A+ Test Prep & Tutoring Blog
Posts about College Admissions
Summer is over all too fast. Barbecues, pool parties, vacation trips, fireworks—with so many fun activities, Memorial Day becomes Labor Day in a flash. However, in between weekend trips and rushing to your summer job, consider investing some of those hours in your future.
You’re a graduate! Congratulations!
You’ve passed your finals, aced your SAT (or ACT), and received your acceptance letters. The countdown to your first semester has started. But—there’s a whole summer to get through first.
Google “Summer after high school graduation” and you will find lots of suggestions. Most of them are attached to numbers (30 things to do…50 Things to Do…5 Ways to Make the Most…15 Tips…). We at A+ decided to do a little research and compile some of the best ideas.
We sat down to chat with Tina Gregor, an experienced College Admission Consultant from College Pursuit. This company, according to Tina, “provides college-bound students and their families with personalized counseling and support throughout the college selection and admission process.” College Pursuit has been instrumental in assisting students throughout the process and celebrating their acceptances to various colleges, such as Drexel, UVA, Georgetown, University of Pennsylvania, and many others.
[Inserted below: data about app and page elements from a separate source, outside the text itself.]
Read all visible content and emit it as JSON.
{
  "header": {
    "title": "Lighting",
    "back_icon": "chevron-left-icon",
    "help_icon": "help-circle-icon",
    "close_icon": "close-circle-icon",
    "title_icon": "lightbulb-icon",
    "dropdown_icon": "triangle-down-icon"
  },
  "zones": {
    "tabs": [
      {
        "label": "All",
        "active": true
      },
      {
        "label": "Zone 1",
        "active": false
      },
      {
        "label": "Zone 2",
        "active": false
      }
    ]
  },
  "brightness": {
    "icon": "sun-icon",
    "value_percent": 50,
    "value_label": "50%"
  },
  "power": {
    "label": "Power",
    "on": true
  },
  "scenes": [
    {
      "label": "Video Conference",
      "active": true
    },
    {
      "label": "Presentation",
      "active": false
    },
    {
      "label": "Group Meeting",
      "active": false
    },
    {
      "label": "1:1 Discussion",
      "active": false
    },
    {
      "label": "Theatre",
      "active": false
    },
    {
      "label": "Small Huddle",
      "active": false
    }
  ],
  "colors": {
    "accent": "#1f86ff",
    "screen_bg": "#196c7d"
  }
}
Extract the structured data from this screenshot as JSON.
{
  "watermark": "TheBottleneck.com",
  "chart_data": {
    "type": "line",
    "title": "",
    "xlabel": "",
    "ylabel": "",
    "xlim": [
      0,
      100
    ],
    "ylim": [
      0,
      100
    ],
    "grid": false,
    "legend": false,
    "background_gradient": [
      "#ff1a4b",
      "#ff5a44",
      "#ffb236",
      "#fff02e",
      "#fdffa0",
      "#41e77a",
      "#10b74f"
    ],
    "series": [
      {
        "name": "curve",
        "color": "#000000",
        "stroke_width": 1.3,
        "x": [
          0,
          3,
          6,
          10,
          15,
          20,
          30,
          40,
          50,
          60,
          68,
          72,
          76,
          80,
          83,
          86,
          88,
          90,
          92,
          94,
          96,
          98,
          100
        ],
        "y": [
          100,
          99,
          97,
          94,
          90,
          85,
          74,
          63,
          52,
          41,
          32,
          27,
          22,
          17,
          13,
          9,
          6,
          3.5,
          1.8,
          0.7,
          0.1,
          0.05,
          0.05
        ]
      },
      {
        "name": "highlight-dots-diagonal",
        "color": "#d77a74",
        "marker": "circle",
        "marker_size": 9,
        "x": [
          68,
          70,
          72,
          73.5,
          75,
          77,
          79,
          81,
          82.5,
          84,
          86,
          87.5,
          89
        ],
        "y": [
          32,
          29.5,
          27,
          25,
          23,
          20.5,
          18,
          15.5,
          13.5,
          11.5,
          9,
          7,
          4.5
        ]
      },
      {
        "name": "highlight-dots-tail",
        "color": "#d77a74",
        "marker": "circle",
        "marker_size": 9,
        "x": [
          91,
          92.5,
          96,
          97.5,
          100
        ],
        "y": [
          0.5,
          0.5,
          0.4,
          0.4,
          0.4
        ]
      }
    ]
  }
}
Contributed by Gail Slogoff
“It’s not what you say out of your mouth that determines your life. It’s what you whisper to yourself that has the most power.”
If you’ve ever caught yourself saying mean things to yourself, calling yourself lazy, stupid, or a failure, then you know what it’s like to have an inner critic. We can be incredibly judgmental of ourselves, and we often say things to ourselves that we would never say to a friend.
Contributed by Gail Slogoff
For most high school juniors, the year leading up to application deadlines is extremely stressful. On top of keeping up with classes, studying for entrance exams, and visiting colleges, students have the agonizing task of creating “the list” of schools to which they want to apply. For students, this time period can cause an enormous amount of fear, uncertainty, and self-doubt. As parents, we know it can be stressful, but we don’t always know how bad it can be.
In Part Two of our “Roadmap” series, we mentioned that sophomore year is not too soon to think about your future college career. Beginning the admissions process early cuts down on stress. It also allows time for “course corrections” if you hit unexpected roadblocks.
In Part One of our Roadmap to College series, we mentioned that getting an early start on college admission planning is a good idea. Sophomore year of high school is not too soon to begin thinking about your future college career.
When should you start thinking about college?
We are tempted to say, “It’s never too early.” That might be misleading. Certainly, a third-grader has better things to do than compare “superscoring” policies! However, planning ahead allows you plenty of time to make important college decisions without feeling rushed or pressured.